Greenberg started in 1967 as a Miami transactional boutique. After 10 high growth years, it now has 1,750 lawyers in 35 offices around the world.
Referring to the sanctions in the TD Bank case, Alfieri said, “This kind of institutional failure raises hard questions of culture, compliance and institutional regulation for Greenberg and hundreds of other Big Law firms and likewise for regulatory bodies like The Florida Bar and the American Bar Association.”
Rosenbaum said the firm takes ethics seriously and noted it hired full-time auditors after the Abramoff scandal to check lawyers’ records and billings. Their work is supervised by a “commitment to excellence” committee comprised of 80 shareholders.
But other embarrassments have cropped up, including the six-year sentence of McCombs last September for billing a Chicago suburb more than $1 million for work he never performed.
Joe Ankus, a longtime legal recruiter with Weston-based Ankus Consulting and executive director of the National Association of Legal Search Constultants, said Greenberg’s experiences are on par with other major firms.

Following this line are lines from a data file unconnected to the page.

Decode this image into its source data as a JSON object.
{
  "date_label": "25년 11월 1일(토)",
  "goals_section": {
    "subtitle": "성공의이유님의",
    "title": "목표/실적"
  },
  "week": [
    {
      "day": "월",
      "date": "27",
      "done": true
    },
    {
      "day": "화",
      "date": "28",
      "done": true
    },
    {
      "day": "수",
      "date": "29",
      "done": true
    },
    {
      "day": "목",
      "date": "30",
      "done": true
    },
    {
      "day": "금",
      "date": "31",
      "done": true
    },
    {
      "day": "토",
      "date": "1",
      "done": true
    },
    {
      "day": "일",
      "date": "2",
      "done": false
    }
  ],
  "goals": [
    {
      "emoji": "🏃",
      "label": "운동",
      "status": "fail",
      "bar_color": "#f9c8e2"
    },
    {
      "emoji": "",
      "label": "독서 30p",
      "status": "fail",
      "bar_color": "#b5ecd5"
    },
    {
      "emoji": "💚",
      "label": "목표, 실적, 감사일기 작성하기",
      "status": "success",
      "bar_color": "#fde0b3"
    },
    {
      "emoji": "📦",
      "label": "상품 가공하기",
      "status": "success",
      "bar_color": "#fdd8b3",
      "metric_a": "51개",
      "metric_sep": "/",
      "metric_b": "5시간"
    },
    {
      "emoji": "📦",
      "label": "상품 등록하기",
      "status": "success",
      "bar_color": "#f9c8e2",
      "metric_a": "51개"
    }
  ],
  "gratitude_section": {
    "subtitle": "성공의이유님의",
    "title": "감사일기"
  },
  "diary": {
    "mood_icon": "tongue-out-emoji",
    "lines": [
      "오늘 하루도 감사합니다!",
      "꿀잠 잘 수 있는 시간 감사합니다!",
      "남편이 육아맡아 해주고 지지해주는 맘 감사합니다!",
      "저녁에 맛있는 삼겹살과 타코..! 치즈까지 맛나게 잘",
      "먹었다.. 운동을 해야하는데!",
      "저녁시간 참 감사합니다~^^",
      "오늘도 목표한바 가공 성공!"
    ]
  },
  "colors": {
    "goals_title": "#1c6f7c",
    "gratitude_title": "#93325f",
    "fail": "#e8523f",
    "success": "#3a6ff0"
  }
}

“My perception of them is based on Greenberg’s size, which has an international reach, it’s inevitable that you will have positive and negative things occur,” he said. “You can’t be a global powerhouse and not suffer ebbs and flows of good and bad news.”
Richard said he was not concerned that the malpractice suits or the outcome of the TD Bank case will cost the firm clients.
“Clients don’t really pay much attention to that kind of stuff,” he said. “At any given time, the issue is not that anything is going to go wrong but how any company deals with things when they encounter them. And it always does the right thing when there is a problem. It immediately takes action and fixes things. We don’t cover things up.”